What the task asks:
Copy each line of the entries that includes the word "values".

[[ Provided entries, beginning ]]

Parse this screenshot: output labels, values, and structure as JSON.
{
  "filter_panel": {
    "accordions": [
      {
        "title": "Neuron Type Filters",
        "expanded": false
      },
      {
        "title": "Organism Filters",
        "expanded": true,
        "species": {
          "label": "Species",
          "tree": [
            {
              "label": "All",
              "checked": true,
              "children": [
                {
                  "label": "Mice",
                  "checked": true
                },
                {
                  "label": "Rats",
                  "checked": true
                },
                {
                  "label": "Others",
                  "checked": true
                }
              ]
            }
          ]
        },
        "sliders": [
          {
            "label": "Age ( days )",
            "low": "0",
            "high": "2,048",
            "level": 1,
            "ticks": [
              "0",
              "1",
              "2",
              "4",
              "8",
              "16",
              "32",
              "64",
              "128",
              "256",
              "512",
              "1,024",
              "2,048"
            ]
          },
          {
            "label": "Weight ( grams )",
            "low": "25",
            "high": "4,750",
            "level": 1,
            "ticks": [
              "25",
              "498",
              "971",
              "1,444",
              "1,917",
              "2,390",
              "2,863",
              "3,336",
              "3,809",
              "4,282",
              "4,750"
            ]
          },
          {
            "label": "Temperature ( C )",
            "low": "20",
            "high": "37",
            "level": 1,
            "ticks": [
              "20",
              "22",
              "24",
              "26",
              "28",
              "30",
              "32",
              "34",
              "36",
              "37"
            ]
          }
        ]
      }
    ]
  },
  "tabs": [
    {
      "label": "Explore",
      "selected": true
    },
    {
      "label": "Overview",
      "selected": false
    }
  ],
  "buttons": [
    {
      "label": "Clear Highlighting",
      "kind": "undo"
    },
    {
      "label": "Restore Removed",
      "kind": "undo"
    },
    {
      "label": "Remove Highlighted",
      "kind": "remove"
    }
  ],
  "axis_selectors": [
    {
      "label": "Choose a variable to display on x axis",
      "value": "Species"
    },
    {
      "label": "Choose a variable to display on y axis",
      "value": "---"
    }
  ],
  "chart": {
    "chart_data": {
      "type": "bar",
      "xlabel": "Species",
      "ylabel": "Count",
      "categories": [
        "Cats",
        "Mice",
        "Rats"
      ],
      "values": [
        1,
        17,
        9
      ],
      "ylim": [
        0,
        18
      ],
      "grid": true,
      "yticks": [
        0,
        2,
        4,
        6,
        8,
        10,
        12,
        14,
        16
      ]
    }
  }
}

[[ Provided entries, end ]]

Task output:
Parse this screenshot: output labels, values, and structure as JSON.
      "values": [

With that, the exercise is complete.